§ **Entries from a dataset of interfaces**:
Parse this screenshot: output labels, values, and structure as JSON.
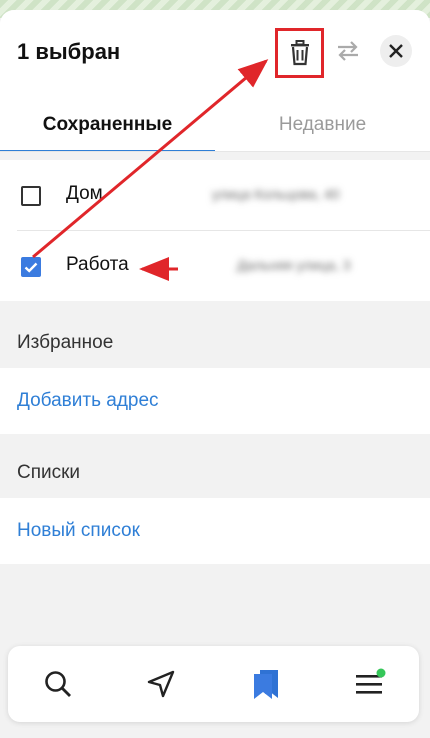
{
  "header": {
    "title": "1 выбран"
  },
  "icons": {
    "delete": "trash-icon",
    "swap": "swap-arrows-icon",
    "close": "close-icon"
  },
  "tabs": [
    {
      "label": "Сохраненные",
      "active": true
    },
    {
      "label": "Недавние",
      "active": false
    }
  ],
  "saved": [
    {
      "label": "Дом",
      "checked": false,
      "address": "улица Кольцова, 40"
    },
    {
      "label": "Работа",
      "checked": true,
      "address": "Дальняя улица, 3"
    }
  ],
  "favorites": {
    "title": "Избранное",
    "add_link": "Добавить адрес"
  },
  "lists": {
    "title": "Списки",
    "new_link": "Новый список"
  },
  "bottom_nav": [
    {
      "icon": "search-icon"
    },
    {
      "icon": "navigation-arrow-icon"
    },
    {
      "icon": "bookmarks-icon",
      "active": true
    },
    {
      "icon": "menu-icon",
      "badge": true
    }
  ],
  "colors": {
    "accent": "#2f7fd6",
    "annotation_red": "#e0262a",
    "checkbox_blue": "#3b7be0",
    "badge_green": "#35c759"
  }
}
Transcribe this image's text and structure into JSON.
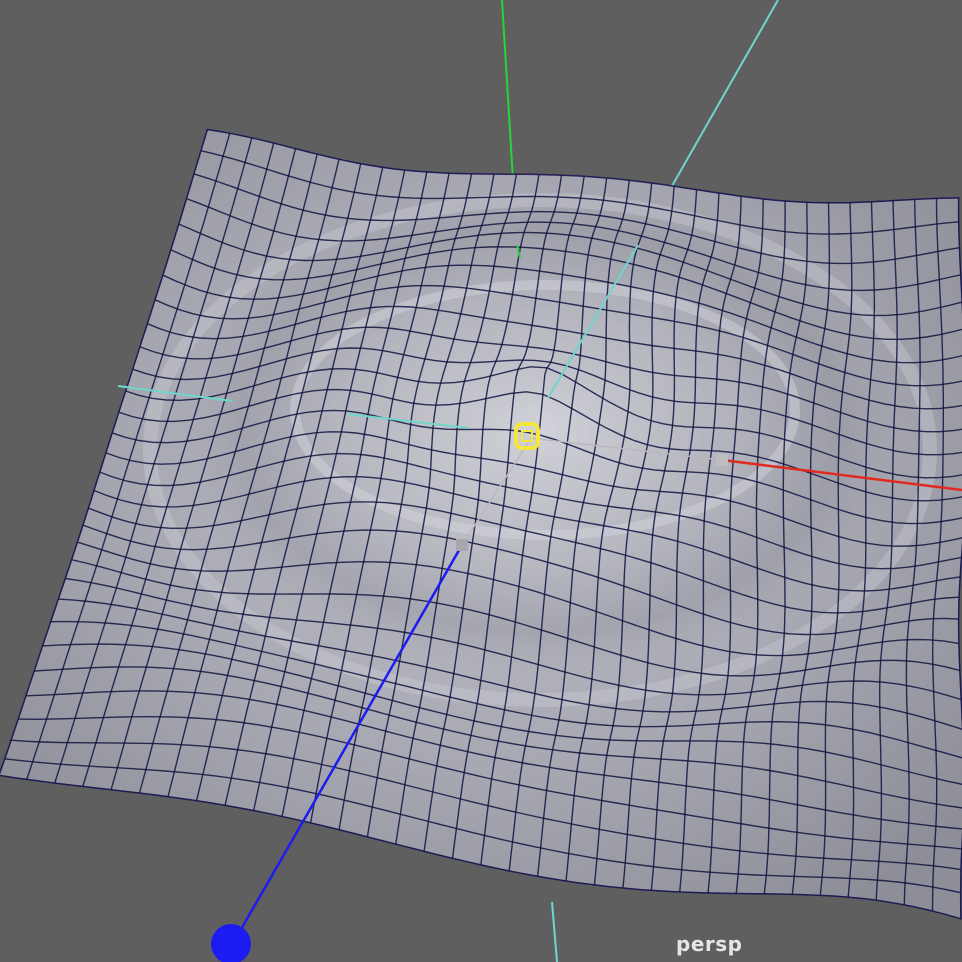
{
  "viewport": {
    "camera_name": "persp",
    "background_color": "#5f5f5f",
    "surface_color": "#a9a9b3",
    "wireframe_color": "#12123f"
  },
  "manipulator": {
    "pivot_icon": "yellow-rotate-pivot-icon",
    "handle_color_x": "#e02a1f",
    "handle_color_y": "#27d43a",
    "handle_color_z": "#1c1cf2",
    "handle_color_selected": "#6fd6c9"
  }
}
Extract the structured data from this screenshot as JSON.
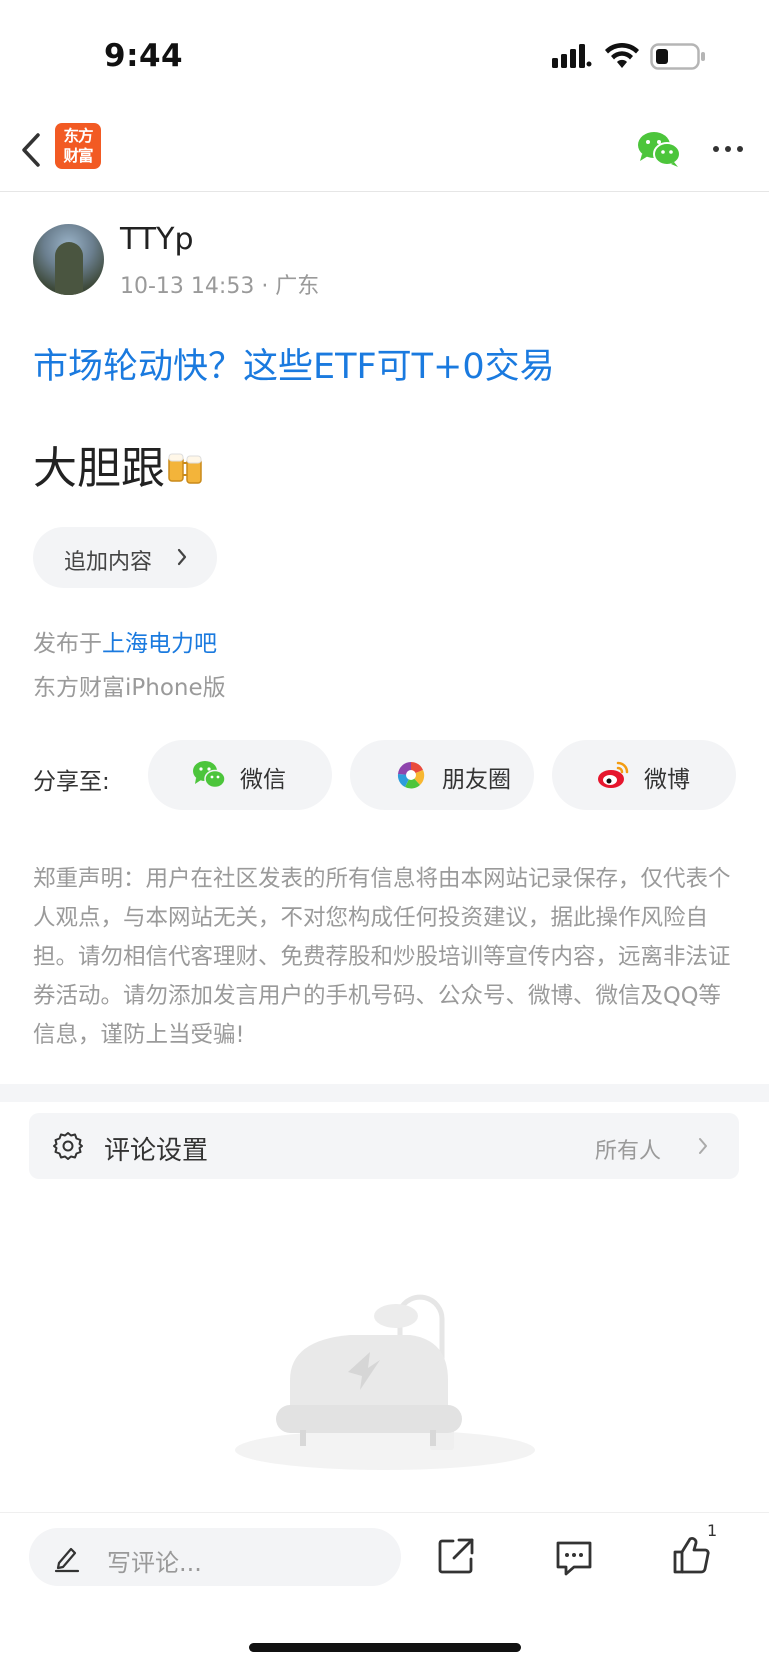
{
  "status_bar": {
    "time": "9:44"
  },
  "nav": {
    "app_logo_line1": "东方",
    "app_logo_line2": "财富"
  },
  "author": {
    "name": "TTYp",
    "meta": "10-13 14:53 · 广东"
  },
  "post": {
    "title": "市场轮动快？这些ETF可T+0交易",
    "body": "大胆跟",
    "append_label": "追加内容",
    "publish_prefix": "发布于",
    "publish_board": "上海电力吧",
    "client": "东方财富iPhone版"
  },
  "share": {
    "label": "分享至:",
    "options": [
      "微信",
      "朋友圈",
      "微博"
    ]
  },
  "disclaimer": "郑重声明：用户在社区发表的所有信息将由本网站记录保存，仅代表个人观点，与本网站无关，不对您构成任何投资建议，据此操作风险自担。请勿相信代客理财、免费荐股和炒股培训等宣传内容，远离非法证券活动。请勿添加发言用户的手机号码、公众号、微博、微信及QQ等信息，谨防上当受骗!",
  "comment_settings": {
    "label": "评论设置",
    "value": "所有人"
  },
  "bottom_bar": {
    "comment_placeholder": "写评论...",
    "like_count": "1"
  },
  "colors": {
    "link_blue": "#1a7adf",
    "logo_orange": "#f25a23",
    "wechat_green": "#2dc100"
  }
}
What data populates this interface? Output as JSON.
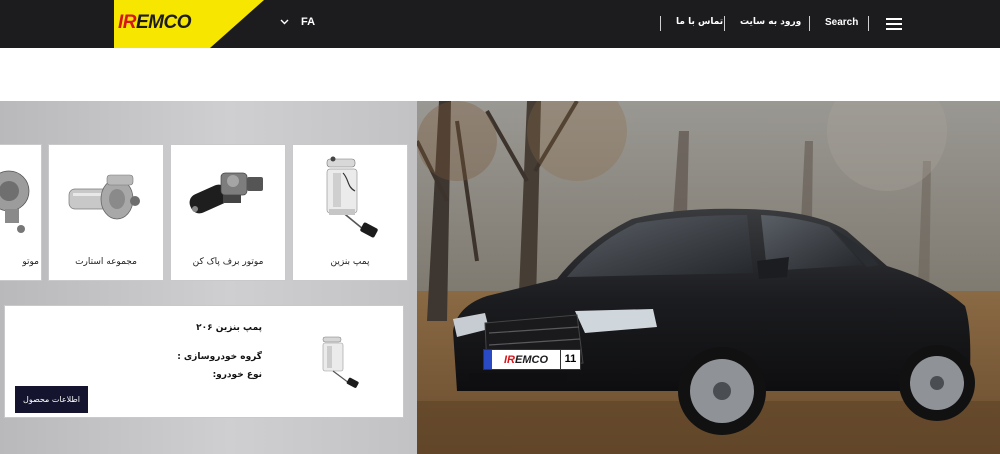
{
  "header": {
    "logo": {
      "prefix": "IR",
      "suffix": "EMCO"
    },
    "language": "FA",
    "nav": {
      "contact": "تماس با ما",
      "login": "ورود به سایت",
      "search": "Search"
    },
    "icons": {
      "language_caret": "chevron-down-icon",
      "menu": "hamburger-menu-icon"
    },
    "colors": {
      "bar": "#1c1c1f",
      "logo_block": "#f7e600",
      "logo_accent": "#d7141a"
    }
  },
  "products": [
    {
      "label": "پمپ بنزین",
      "icon": "fuel-pump-image"
    },
    {
      "label": "موتور برف پاک کن",
      "icon": "wiper-motor-image"
    },
    {
      "label": "مجموعه استارت",
      "icon": "starter-motor-image"
    },
    {
      "label": "موتو",
      "icon": "motor-image"
    }
  ],
  "detail": {
    "title": "پمپ بنزین ۲۰۶",
    "group_label": "گروه خودروسازی :",
    "type_label": "نوع خودرو:",
    "button": "اطلاعات محصول",
    "colors": {
      "button": "#14142e"
    }
  },
  "hero": {
    "plate_brand": {
      "prefix": "IR",
      "suffix": "EMCO"
    },
    "plate_number": "11"
  }
}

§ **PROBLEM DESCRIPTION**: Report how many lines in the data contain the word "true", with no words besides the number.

§ **SOLVED EXERCISE**: 4